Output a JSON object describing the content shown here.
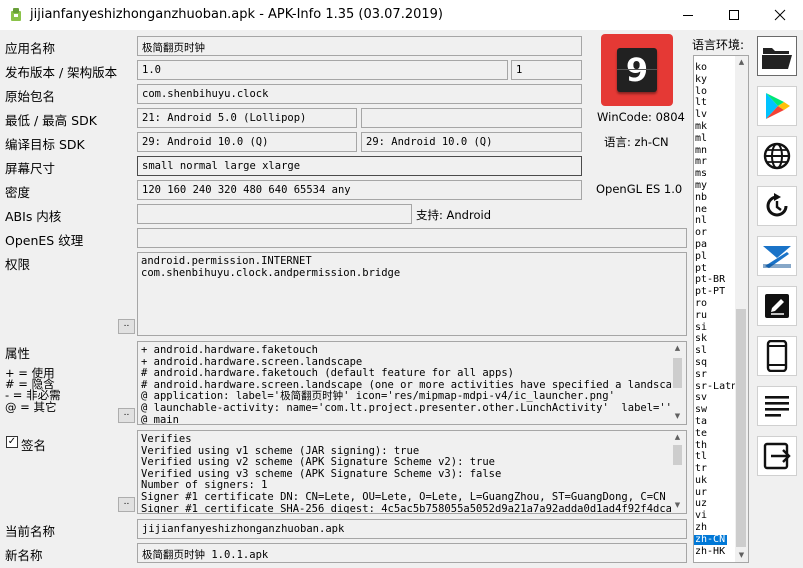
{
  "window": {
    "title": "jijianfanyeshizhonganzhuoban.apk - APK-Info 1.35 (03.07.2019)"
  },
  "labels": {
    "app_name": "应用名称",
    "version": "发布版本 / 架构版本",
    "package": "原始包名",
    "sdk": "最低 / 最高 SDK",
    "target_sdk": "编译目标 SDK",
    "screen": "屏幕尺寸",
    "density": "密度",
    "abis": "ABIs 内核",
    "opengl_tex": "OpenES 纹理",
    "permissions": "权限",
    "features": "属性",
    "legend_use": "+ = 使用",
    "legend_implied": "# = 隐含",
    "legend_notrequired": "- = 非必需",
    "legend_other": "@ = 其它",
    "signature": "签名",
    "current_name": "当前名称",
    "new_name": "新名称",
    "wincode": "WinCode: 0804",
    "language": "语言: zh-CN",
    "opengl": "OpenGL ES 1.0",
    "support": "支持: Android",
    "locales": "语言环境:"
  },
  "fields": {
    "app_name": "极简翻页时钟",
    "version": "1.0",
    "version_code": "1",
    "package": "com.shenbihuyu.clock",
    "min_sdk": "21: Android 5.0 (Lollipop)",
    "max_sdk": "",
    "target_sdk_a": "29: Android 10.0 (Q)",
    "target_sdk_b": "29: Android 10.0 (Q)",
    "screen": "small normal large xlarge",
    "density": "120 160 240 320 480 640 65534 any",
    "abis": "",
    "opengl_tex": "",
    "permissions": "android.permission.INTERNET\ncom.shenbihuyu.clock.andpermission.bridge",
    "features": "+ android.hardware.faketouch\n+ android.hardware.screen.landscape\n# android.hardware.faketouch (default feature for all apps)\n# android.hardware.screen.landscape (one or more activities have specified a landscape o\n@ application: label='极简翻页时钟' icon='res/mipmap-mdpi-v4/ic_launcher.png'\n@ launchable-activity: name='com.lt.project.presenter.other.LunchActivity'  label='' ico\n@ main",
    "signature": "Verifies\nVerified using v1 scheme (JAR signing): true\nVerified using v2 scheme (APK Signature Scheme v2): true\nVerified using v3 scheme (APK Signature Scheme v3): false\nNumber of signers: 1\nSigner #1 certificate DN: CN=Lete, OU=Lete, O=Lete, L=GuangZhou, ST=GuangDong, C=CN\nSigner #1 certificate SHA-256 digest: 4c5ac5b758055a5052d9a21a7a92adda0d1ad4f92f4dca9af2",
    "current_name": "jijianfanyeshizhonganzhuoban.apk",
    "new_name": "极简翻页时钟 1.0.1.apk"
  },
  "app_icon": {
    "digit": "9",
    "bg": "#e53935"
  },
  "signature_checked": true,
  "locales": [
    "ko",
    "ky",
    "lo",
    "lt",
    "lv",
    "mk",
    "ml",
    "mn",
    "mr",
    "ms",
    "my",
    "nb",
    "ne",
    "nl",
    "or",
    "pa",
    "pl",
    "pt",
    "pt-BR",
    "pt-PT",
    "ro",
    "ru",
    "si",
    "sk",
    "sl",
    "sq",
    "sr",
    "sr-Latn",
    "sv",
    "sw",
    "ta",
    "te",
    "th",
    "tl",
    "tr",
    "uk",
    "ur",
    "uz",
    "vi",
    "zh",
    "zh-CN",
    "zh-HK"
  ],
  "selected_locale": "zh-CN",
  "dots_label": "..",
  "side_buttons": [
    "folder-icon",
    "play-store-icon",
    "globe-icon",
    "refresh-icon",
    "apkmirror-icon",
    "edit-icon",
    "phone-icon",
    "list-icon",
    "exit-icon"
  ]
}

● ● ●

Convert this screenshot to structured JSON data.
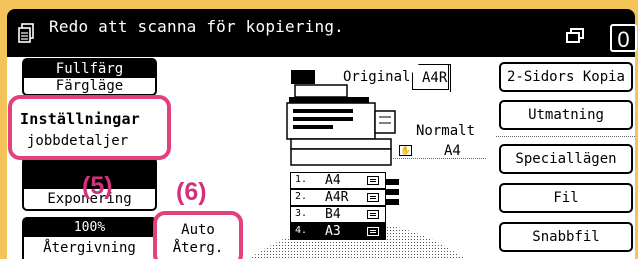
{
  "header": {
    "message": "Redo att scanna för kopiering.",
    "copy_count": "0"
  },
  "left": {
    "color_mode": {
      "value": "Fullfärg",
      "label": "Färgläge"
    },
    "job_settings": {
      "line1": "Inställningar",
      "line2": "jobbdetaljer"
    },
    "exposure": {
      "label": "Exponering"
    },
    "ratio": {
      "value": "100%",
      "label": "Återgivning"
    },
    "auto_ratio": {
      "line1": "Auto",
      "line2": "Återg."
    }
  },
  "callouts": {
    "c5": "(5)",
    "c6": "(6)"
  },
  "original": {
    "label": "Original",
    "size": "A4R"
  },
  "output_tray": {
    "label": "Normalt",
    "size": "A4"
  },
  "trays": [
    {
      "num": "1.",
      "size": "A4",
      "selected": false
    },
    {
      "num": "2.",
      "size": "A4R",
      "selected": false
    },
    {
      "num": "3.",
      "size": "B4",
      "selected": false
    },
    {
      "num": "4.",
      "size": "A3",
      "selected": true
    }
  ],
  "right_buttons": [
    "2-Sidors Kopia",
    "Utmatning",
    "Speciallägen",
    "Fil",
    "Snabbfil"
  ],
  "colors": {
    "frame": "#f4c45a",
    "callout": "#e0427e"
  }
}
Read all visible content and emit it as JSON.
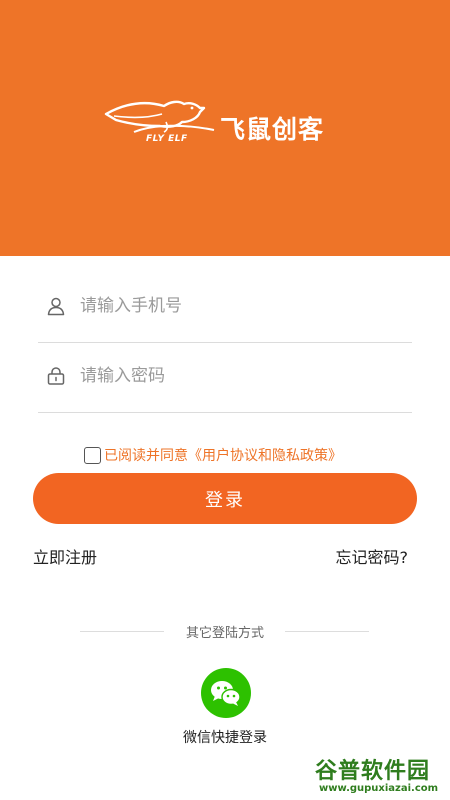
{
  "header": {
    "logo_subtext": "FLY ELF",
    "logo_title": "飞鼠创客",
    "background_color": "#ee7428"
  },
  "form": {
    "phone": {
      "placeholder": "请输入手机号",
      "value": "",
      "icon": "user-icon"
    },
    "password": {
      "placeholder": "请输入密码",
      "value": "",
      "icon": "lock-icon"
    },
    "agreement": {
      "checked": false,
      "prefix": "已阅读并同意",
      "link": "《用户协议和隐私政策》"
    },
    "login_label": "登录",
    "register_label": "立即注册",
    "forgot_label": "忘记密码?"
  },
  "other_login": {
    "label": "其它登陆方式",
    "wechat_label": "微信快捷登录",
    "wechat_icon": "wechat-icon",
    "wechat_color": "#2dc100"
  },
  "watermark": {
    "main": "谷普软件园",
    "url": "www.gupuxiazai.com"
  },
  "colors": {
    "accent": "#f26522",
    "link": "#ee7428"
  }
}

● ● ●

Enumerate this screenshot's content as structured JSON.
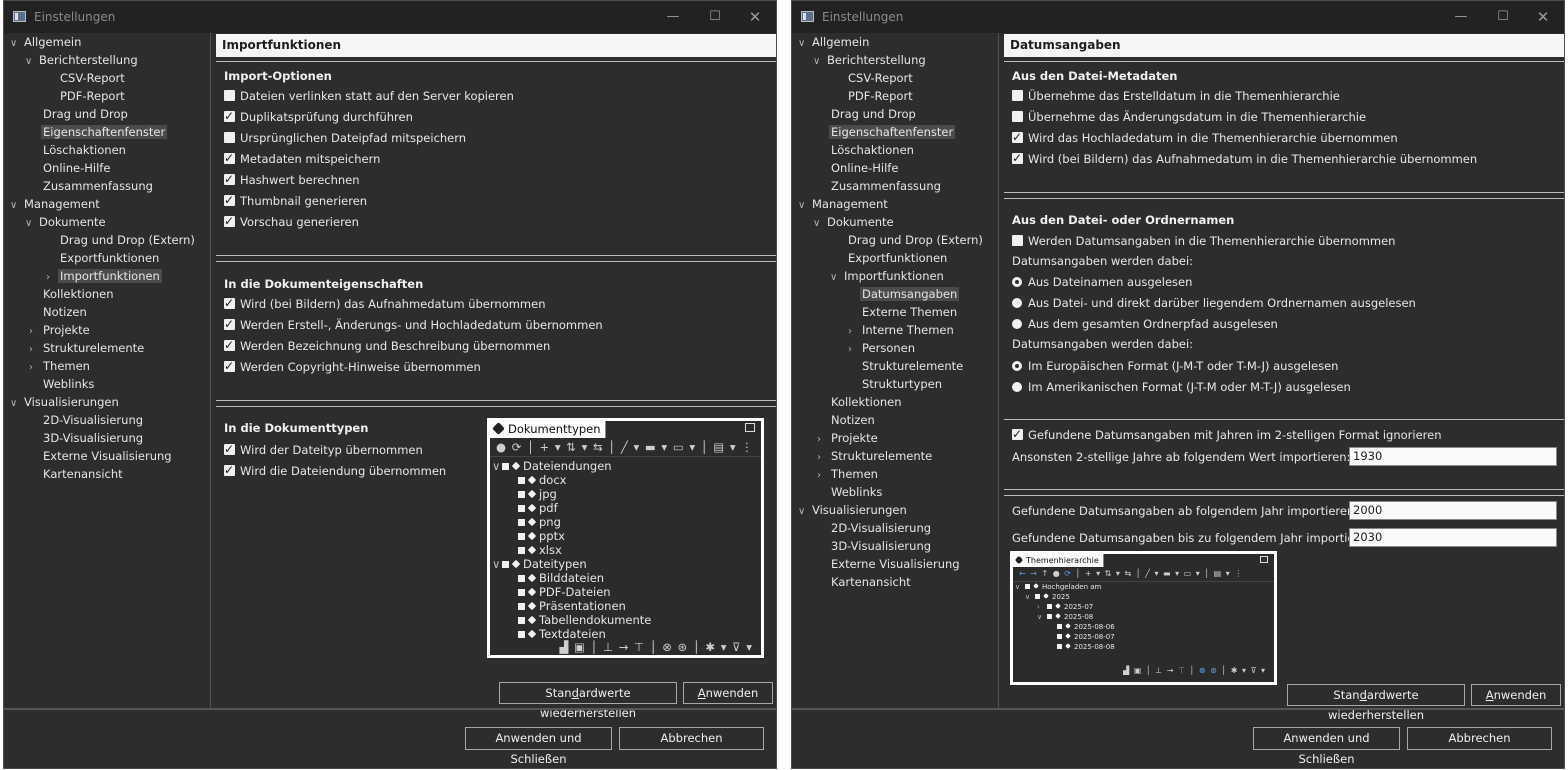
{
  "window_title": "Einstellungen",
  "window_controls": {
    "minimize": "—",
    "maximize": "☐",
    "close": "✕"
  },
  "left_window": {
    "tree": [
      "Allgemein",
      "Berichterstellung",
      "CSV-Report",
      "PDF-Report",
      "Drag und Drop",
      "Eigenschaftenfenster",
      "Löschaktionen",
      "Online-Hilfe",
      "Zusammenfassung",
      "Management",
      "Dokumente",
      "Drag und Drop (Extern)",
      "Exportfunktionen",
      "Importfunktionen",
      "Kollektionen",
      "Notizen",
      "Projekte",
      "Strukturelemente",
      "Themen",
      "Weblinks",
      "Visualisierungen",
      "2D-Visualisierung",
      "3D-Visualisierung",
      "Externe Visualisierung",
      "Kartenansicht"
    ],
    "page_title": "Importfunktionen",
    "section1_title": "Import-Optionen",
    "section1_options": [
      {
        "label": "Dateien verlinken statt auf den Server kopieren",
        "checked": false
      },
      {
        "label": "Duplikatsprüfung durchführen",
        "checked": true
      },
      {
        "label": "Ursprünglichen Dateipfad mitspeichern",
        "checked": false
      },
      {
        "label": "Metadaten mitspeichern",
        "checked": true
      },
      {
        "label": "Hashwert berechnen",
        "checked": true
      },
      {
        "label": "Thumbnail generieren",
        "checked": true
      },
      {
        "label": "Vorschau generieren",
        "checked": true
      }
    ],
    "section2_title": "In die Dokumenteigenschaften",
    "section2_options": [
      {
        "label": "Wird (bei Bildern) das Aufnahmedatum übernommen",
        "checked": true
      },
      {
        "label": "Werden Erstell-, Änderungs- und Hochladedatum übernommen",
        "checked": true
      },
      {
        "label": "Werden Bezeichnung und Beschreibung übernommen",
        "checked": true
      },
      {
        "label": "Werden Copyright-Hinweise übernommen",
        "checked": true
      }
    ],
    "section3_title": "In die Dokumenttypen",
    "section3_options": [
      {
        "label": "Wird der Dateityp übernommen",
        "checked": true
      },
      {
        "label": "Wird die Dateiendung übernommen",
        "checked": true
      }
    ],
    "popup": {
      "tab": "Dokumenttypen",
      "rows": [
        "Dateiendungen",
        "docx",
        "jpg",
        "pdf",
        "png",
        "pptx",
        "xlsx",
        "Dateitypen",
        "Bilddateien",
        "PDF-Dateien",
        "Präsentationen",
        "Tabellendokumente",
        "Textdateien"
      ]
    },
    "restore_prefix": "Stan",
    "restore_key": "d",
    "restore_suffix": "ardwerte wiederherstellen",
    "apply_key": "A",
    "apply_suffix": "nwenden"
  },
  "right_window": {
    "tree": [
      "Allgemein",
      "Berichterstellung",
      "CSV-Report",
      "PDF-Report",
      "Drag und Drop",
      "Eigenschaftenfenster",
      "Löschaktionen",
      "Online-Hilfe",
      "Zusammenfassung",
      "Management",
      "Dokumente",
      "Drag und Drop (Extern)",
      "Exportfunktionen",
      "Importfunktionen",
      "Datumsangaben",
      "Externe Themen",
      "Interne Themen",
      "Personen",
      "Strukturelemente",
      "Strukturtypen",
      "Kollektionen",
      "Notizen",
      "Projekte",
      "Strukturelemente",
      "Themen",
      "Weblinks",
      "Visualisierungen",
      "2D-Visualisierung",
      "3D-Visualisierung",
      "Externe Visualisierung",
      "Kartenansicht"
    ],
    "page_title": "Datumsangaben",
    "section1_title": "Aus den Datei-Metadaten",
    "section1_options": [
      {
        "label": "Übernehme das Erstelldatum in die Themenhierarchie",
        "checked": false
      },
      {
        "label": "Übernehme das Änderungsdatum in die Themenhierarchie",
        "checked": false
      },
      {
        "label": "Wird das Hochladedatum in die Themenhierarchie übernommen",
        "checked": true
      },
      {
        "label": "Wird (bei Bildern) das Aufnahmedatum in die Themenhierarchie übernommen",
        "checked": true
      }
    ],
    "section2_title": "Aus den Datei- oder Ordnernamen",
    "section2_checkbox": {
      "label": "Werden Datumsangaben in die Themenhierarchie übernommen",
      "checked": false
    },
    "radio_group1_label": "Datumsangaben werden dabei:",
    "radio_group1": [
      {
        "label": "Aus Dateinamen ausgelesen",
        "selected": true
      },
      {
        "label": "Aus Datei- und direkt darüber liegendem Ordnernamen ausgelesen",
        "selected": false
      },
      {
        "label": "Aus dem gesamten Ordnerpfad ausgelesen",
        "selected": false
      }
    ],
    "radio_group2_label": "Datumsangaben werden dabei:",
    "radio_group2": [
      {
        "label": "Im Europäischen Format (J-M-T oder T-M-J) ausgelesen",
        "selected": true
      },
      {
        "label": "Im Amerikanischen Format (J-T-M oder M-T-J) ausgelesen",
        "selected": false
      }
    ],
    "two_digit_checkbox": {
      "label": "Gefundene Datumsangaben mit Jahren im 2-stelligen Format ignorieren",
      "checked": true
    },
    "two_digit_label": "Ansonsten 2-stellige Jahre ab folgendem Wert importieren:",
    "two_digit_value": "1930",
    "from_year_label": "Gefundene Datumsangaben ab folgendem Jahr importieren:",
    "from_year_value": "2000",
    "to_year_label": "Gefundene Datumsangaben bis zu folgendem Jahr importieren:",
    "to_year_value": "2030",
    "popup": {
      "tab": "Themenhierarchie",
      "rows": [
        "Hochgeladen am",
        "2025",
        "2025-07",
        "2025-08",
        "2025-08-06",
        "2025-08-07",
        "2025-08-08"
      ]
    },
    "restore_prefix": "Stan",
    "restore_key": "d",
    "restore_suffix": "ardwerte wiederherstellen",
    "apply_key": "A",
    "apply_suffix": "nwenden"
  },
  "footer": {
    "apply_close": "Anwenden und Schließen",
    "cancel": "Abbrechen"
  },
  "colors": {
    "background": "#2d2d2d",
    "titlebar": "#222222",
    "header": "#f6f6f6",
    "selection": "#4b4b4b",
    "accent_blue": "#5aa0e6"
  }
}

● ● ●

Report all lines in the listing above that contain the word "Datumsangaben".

*Exercise response*
      "Datumsangaben",
    "page_title": "Datumsangaben",
      "label": "Werden Datumsangaben in die Themenhierarchie übernommen",
    "radio_group1_label": "Datumsangaben werden dabei:",
    "radio_group2_label": "Datumsangaben werden dabei:",
      "label": "Gefundene Datumsangaben mit Jahren im 2-stelligen Format ignorieren",
    "from_year_label": "Gefundene Datumsangaben ab folgendem Jahr importieren:",
    "to_year_label": "Gefundene Datumsangaben bis zu folgendem Jahr importieren:",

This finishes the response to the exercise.